And, if by legislating from the bench we mean handing down opinions that seem to lack a clear mooring in precedent or text or, really, anything other than the will of the judges themselves, Roe certainly fits the bill.

Yet it is not only liberals who hand down results that seem inexplicable except as exercises of arbitrary will. As I have mentioned in these pages before, the Supreme Court's 2000 decision in Bush v. Gore certainly seems cut from the same cloth.

So why do conservatives tend to exalt one case and liberals the other? Because too often we are concerned primarily with the result, not the philosophy that produced the result.

The modern conservative critique of the work of the Supreme Court is, at its best, an argument about how, not what, the Court should decide. Columnist George Will and the editorial page of the Wall Street Journal have both recently said that justices should be chosen because of a respect for the methodology they are likely to follow in deciding cases—not because we think we know in advance how they are likely to vote.

During President Bush's disastrous effort last fall to elevate White House counsel Harriet Miers to the Supreme Court, many of her conservative opponents objected that they could not see in her background a commitment to overturn Roe v. Wade. Maybe not. But a position on a single case is not a philosophy.

Related Elsewhere:

Our full coverage on the Supreme Court vacancies is collected online.

Recent CT articles on the Supreme Court include:

Justice for Life? | "Of course he's against abortion," says Alito's mom. But Roe is expected to stand—and some say that shouldn't be the focus anyway. (Nov. 4, 2005)
Alito Nomination Pleases Christian Conservatives | Supporters cite judge's credentials and decisions on religious expression. (Nov. 2, 2005)
Miers Withdrawal Shows Split Among Religious Conservatives | High-profile cases underscore stakes for next nominee. (Oct. 27, 2005)
Article continues below
What If They Threw a Judicial Confirmation Battle and Nobody Came? | Though Roberts nomination looks certain, groups say they'll spend resources on the debate—and set the stage for the next one. (Aug. 8, 2005)
In Perspective
Where Does Feminists for Life Fit in the Pro-life Community? | Group brings unique niche strategy to the movement. (July 29, 2005)

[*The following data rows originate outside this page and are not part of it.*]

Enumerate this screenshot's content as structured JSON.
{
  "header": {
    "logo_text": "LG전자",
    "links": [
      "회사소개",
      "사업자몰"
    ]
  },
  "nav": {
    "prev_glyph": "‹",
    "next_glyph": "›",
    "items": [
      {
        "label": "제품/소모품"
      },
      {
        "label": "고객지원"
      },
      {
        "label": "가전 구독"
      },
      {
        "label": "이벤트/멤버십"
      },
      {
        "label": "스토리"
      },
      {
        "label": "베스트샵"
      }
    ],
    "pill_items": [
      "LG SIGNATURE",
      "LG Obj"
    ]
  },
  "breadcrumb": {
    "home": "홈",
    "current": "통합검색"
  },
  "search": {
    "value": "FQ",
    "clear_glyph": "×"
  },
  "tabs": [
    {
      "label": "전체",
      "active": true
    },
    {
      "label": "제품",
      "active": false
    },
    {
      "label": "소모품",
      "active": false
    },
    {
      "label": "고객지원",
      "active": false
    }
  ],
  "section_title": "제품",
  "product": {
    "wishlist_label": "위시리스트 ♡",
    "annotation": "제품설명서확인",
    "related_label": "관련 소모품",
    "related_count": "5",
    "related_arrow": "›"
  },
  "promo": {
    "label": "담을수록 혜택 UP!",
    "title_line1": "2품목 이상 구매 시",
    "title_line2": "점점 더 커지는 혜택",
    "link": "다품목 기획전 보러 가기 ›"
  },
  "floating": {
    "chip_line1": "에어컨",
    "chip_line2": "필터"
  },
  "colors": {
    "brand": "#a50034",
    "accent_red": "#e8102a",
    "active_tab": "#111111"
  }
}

Recent Christianity Today columns by Stephen L. Carter include:

Evolution, Not Revolution | Christians need to lower their Supreme Court expectations. (Nov. 1, 2005)
Sticker Shock | When a judge violated the church-state peace treaty. (March 02, 2005)
Politics for Adults | A Supreme Court justice showed us how to "do business" with opponents. (Jan. 12, 2005)
Defending Our Neighbor | Can we start a war to protect others? (Nov. 10, 2004)
Loving Military Enemies | War does not exempt Christians from the second-greatest commandment. (Sept. 07, 2004)
Hope Deferred | Christians are uniquely positioned to further racial equality. (June 29, 2004)
A Politics of Gratitude | Stop whining, count your blessings, and love your global neighbors. (March 08, 2004)
Sports Mobs and Manners | There's a difference between cheering the home team and being boorish. (Aug. 25, 2003)
Roe vs. Judicial Sense | Forget briefly its immorality—it's just bad law (July 1, 2003)
Willing to Lose | By voting we place our hope in the next world. (March 4, 2003)
Virtue via Vouchers | The Supreme Court's recent decision can help prevent more corporate scandals. (Dec. 4, 2002)
Remedial History | The educational establishment seems confused about our spiritual heritage. (July 10, 2002)
Uncle Sam Is Not Your Dad | The separation of church and state protects families too. (March 22, 2002)
A Quiet Compromise | Why a moment of silence is better than school prayer. (Feb. 25, 2002)

Have something to add about this? See something we missed? Share your feedback here.

Civil Reactions
Stephen Carter is the William Nelson Cromwell Professor of Law at Yale University. He is the author of The Impeachment of Abraham Lincoln (2012), The Violence of Peace, The Emperor of Ocean Park, and many other books. His column, "Civil Reactions," ran from 2001 until 2007.
Previous Civil Reactions Columns:

Our digital archives are a work in progress. Let us know if corrections need to be made.